    Protection Examples of protection strategies include building cyclone shelters, reinforcing windows and doors, strengthening buildings and redeveloping storm drains. These are effective in reducing the risk associated with typhoons for a number of reasons. For example, reinforcing windows reduces the risk of broken glass which can cause significant injuries and death. It also reduces the risk of it becoming a projectile in strong winds of over 150mph. Shutters over windows can also reduce this risk. Buildings can be constructed of strong concreate which are less likely to collapse in the strong winds. Strategies such as sea walls are effective because this reduces the risk of flooding associated with storm surges. This could also reduce damage to crops and contamination of fresh water sources if it is effective. Storm drains are designed to reduce flood risk by effectively removing water from heavy rainfall. Following the devastation of Typhoon Haiyan, many properties in the Philippines were rebuild further from the coast because this reduces the risk of flooding in coastal areas. This will reduce the number of people affected by a range of primary and secondary hazards.

    Planning Many people live in coastal areas where tropical storms pose a risk. One of the key things to reducing the risk is strategies like education e.g. National Hurricane Week where people learn about the dangers and how to respond to them. National and local Governments can put plans together with emergency services etc to develop a response to a tropical storm. Settlements in ‘at risk’ areas can build defences e.g. cyclone shelters for local people. Local people can develop their own strategies e.g. ‘typhoon packs/boxes’ containing essentials e.g. first aid kit, water purifying tablets, dry and canned food, radio. In Bangladesh, successful strategies have included early warning systems, cyclone shelters, cyclone tracking and greater awareness in the local population. Warnings are given in several languages via TV, radio and social media by the Bangladesh Meteorological Department. This has led to a reduc- tion in deaths due to cyclones from 500000 in 1970 to 4234 in 2007.

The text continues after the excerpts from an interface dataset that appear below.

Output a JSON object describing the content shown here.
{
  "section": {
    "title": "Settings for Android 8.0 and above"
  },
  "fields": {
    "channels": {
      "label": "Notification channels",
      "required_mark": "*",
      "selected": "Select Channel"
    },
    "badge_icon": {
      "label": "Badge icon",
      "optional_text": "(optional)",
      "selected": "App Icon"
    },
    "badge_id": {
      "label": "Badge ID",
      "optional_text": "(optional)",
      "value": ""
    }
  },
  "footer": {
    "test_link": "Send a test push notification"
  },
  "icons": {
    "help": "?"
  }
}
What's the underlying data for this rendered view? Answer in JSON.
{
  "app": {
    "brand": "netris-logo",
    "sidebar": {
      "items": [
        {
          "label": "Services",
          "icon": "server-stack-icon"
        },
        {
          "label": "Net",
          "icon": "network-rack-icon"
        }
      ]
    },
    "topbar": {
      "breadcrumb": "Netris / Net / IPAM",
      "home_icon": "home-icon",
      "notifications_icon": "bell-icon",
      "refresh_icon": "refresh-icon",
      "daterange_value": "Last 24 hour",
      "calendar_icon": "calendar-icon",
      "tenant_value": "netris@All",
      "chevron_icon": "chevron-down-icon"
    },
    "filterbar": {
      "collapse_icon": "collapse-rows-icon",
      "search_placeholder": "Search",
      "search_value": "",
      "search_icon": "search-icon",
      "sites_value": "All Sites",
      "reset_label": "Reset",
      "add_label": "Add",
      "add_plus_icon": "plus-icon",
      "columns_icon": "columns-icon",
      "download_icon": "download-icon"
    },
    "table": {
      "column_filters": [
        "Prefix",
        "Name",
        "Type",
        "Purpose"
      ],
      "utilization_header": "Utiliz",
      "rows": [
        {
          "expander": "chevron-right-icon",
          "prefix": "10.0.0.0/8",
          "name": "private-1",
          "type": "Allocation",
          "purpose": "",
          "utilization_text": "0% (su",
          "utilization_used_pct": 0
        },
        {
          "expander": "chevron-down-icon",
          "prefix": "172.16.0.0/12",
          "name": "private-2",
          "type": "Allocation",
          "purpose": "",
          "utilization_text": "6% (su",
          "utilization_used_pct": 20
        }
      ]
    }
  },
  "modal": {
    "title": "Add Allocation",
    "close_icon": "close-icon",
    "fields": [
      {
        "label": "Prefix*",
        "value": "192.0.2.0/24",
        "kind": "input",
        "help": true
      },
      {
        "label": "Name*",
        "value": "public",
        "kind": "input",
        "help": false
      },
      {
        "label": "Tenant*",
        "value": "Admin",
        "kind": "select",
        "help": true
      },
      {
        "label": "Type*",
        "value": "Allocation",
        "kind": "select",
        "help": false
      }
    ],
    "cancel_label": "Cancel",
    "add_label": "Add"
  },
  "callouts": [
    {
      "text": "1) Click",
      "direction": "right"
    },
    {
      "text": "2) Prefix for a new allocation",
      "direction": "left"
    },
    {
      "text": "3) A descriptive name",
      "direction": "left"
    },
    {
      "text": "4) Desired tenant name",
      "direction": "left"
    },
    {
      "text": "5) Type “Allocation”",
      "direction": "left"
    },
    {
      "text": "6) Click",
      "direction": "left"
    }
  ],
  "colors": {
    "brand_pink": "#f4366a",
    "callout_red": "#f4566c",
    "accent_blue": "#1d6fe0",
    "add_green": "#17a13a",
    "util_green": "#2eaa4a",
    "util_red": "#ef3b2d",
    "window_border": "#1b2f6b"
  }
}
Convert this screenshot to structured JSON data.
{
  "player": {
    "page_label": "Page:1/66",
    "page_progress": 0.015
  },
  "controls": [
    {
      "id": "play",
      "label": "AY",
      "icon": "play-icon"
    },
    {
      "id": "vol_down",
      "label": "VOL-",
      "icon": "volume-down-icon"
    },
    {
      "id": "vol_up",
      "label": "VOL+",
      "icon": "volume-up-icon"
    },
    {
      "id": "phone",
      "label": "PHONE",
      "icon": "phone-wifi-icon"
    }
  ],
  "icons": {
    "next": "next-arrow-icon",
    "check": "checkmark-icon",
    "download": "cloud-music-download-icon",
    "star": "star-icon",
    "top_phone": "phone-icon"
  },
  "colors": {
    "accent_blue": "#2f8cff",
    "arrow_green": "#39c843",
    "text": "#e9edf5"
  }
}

    Protection Typhoon shelter:

    Remember to explain WHY e.g. built on raised ground and on stilts to reduce the risk of flooding

    from storm surges and heavy rainfall causing rivers to exceed their capacity.

    Reducing the Impact of Tropical Storms